## Data to examine

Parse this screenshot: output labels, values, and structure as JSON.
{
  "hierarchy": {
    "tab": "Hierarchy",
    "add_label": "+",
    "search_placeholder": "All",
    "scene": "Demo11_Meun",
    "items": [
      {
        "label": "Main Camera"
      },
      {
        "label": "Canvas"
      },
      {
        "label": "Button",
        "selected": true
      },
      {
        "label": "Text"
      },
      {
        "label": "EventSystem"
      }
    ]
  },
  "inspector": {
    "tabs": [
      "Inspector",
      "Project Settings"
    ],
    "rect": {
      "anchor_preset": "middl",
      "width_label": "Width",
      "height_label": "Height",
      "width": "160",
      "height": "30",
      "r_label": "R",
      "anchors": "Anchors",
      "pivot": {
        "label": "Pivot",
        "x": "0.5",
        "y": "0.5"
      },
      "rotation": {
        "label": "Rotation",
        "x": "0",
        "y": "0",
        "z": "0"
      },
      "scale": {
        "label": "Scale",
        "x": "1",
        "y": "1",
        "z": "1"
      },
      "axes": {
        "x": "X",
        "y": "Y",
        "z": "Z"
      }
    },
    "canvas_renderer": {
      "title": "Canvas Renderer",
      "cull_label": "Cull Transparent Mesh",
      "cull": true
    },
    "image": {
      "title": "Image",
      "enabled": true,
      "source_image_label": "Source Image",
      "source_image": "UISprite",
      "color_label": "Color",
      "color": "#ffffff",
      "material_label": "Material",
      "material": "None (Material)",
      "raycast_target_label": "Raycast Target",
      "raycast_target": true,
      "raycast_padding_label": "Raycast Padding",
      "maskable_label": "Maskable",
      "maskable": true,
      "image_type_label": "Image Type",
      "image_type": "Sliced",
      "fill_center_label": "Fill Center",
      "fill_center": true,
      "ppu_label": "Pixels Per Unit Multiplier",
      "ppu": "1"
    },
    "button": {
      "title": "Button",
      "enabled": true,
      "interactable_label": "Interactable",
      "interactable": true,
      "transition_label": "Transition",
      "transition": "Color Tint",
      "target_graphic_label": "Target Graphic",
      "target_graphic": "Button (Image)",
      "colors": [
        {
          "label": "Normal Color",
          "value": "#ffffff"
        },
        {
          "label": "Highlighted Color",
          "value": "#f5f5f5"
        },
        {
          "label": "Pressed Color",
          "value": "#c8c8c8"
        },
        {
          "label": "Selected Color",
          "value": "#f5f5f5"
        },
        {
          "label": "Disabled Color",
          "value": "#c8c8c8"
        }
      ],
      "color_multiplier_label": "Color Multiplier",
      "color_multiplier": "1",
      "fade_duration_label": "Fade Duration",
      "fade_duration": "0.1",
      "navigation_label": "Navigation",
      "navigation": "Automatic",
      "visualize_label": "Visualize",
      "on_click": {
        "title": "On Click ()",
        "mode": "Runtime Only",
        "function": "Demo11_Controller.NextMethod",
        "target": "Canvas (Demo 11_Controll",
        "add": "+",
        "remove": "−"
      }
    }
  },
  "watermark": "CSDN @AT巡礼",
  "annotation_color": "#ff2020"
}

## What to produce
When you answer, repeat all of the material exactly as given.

## Response to the exercise
Parse this screenshot: output labels, values, and structure as JSON.
{
  "hierarchy": {
    "tab": "Hierarchy",
    "add_label": "+",
    "search_placeholder": "All",
    "scene": "Demo11_Meun",
    "items": [
      {
        "label": "Main Camera"
      },
      {
        "label": "Canvas"
      },
      {
        "label": "Button",
        "selected": true
      },
      {
        "label": "Text"
      },
      {
        "label": "EventSystem"
      }
    ]
  },
  "inspector": {
    "tabs": [
      "Inspector",
      "Project Settings"
    ],
    "rect": {
      "anchor_preset": "middl",
      "width_label": "Width",
      "height_label": "Height",
      "width": "160",
      "height": "30",
      "r_label": "R",
      "anchors": "Anchors",
      "pivot": {
        "label": "Pivot",
        "x": "0.5",
        "y": "0.5"
      },
      "rotation": {
        "label": "Rotation",
        "x": "0",
        "y": "0",
        "z": "0"
      },
      "scale": {
        "label": "Scale",
        "x": "1",
        "y": "1",
        "z": "1"
      },
      "axes": {
        "x": "X",
        "y": "Y",
        "z": "Z"
      }
    },
    "canvas_renderer": {
      "title": "Canvas Renderer",
      "cull_label": "Cull Transparent Mesh",
      "cull": true
    },
    "image": {
      "title": "Image",
      "enabled": true,
      "source_image_label": "Source Image",
      "source_image": "UISprite",
      "color_label": "Color",
      "color": "#ffffff",
      "material_label": "Material",
      "material": "None (Material)",
      "raycast_target_label": "Raycast Target",
      "raycast_target": true,
      "raycast_padding_label": "Raycast Padding",
      "maskable_label": "Maskable",
      "maskable": true,
      "image_type_label": "Image Type",
      "image_type": "Sliced",
      "fill_center_label": "Fill Center",
      "fill_center": true,
      "ppu_label": "Pixels Per Unit Multiplier",
      "ppu": "1"
    },
    "button": {
      "title": "Button",
      "enabled": true,
      "interactable_label": "Interactable",
      "interactable": true,
      "transition_label": "Transition",
      "transition": "Color Tint",
      "target_graphic_label": "Target Graphic",
      "target_graphic": "Button (Image)",
      "colors": [
        {
          "label": "Normal Color",
          "value": "#ffffff"
        },
        {
          "label": "Highlighted Color",
          "value": "#f5f5f5"
        },
        {
          "label": "Pressed Color",
          "value": "#c8c8c8"
        },
        {
          "label": "Selected Color",
          "value": "#f5f5f5"
        },
        {
          "label": "Disabled Color",
          "value": "#c8c8c8"
        }
      ],
      "color_multiplier_label": "Color Multiplier",
      "color_multiplier": "1",
      "fade_duration_label": "Fade Duration",
      "fade_duration": "0.1",
      "navigation_label": "Navigation",
      "navigation": "Automatic",
      "visualize_label": "Visualize",
      "on_click": {
        "title": "On Click ()",
        "mode": "Runtime Only",
        "function": "Demo11_Controller.NextMethod",
        "target": "Canvas (Demo 11_Controll",
        "add": "+",
        "remove": "−"
      }
    }
  },
  "watermark": "CSDN @AT巡礼",
  "annotation_color": "#ff2020"
}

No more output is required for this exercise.